• What you have to do:
In the listing below, locate the lines bearing the word "screenshot". Copy every one of them.

Start of Block

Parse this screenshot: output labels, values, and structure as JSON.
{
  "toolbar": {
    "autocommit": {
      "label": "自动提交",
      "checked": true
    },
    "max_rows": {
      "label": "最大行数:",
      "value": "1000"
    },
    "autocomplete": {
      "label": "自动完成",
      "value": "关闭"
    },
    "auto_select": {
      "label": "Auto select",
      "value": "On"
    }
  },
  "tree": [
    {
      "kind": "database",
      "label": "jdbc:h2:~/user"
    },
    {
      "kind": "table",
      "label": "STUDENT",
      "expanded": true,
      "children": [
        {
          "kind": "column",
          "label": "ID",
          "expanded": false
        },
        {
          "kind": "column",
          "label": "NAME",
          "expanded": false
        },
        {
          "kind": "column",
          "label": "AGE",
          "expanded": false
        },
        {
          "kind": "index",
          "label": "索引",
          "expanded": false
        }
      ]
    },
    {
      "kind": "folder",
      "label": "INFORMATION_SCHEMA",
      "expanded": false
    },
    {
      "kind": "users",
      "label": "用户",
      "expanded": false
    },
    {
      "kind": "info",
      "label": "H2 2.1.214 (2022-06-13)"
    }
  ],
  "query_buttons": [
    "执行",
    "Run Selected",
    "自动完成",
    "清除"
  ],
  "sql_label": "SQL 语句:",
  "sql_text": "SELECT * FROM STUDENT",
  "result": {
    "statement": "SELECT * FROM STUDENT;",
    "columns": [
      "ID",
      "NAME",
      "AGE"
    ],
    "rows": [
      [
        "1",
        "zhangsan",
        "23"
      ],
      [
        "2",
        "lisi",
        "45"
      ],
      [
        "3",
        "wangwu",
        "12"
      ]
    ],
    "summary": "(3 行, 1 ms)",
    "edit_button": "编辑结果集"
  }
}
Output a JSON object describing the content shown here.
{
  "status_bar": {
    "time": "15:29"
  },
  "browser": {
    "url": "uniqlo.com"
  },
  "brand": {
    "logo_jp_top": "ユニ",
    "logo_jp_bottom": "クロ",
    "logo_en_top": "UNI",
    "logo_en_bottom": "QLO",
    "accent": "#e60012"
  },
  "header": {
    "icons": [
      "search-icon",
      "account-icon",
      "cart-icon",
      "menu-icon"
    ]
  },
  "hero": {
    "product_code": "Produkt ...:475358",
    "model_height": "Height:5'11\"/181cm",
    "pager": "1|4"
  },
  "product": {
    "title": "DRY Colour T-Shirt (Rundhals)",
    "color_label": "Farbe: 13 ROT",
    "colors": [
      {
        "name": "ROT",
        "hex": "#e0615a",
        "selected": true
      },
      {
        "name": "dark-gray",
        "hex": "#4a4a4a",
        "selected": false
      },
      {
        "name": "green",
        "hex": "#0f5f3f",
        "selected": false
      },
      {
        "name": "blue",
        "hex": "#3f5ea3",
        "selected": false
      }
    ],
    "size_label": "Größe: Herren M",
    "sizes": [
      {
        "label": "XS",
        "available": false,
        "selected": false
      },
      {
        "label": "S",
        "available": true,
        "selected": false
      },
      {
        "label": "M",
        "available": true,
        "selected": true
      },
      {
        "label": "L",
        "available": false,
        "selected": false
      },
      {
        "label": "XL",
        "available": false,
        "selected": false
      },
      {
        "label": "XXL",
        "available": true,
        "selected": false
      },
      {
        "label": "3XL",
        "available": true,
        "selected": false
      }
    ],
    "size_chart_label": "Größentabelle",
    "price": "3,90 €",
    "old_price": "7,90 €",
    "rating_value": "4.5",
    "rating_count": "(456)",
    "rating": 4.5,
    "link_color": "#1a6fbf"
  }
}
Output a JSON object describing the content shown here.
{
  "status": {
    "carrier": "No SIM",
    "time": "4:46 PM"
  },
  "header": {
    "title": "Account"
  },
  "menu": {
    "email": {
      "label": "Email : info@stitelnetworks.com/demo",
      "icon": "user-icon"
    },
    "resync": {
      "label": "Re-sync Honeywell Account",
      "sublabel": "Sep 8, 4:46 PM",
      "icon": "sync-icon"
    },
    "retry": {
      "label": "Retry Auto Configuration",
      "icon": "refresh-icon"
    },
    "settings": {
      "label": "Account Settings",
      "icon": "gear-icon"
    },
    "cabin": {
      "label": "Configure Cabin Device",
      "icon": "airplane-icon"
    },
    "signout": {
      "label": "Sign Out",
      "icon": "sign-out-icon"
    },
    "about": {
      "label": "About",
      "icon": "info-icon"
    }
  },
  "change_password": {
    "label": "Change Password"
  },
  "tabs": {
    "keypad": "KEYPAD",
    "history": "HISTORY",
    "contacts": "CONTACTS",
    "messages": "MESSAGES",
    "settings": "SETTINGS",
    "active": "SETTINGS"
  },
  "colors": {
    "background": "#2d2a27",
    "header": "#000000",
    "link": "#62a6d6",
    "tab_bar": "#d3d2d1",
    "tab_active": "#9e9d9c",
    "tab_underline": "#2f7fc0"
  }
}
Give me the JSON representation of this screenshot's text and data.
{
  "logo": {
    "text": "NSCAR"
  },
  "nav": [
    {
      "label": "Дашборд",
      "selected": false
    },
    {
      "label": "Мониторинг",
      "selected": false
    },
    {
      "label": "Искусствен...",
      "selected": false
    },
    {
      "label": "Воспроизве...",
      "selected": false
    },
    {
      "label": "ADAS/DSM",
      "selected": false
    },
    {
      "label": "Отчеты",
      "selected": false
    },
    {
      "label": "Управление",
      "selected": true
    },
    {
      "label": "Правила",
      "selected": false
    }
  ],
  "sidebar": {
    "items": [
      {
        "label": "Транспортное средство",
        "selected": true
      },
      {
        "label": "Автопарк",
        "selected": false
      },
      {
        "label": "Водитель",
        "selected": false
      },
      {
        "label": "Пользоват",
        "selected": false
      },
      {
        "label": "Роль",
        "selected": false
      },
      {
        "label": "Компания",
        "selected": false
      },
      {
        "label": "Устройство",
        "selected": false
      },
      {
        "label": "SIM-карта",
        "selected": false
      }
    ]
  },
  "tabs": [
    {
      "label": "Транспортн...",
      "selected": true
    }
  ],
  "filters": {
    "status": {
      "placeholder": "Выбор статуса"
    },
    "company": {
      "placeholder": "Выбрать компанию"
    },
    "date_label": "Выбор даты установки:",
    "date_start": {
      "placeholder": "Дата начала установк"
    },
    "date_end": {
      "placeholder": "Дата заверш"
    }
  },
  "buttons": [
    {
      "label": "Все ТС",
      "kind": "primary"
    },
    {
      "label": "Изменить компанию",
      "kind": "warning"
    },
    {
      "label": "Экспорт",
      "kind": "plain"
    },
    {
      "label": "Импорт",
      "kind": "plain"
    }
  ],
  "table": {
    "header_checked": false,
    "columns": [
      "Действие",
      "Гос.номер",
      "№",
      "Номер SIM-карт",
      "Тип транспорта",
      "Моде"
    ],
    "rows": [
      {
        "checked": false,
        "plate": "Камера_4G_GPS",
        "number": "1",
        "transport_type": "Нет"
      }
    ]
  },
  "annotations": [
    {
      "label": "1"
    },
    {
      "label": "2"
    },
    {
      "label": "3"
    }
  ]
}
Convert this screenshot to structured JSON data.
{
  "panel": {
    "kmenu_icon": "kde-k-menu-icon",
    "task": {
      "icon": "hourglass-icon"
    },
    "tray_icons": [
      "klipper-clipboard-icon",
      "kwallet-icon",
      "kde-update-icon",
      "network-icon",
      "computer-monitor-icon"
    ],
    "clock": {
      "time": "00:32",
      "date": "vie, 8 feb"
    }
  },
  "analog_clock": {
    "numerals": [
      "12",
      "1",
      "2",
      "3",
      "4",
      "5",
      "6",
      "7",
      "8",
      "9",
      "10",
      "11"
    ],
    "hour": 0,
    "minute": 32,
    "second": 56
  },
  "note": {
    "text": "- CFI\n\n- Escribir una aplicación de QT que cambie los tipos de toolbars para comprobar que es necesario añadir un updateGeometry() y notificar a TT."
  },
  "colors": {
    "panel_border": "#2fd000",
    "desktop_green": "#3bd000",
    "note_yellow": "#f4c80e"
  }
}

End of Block

• Answer to this exercise:
Parse this screenshot: output labels, values, and structure as JSON.
Give me the JSON representation of this screenshot's text and data.
Convert this screenshot to structured JSON data.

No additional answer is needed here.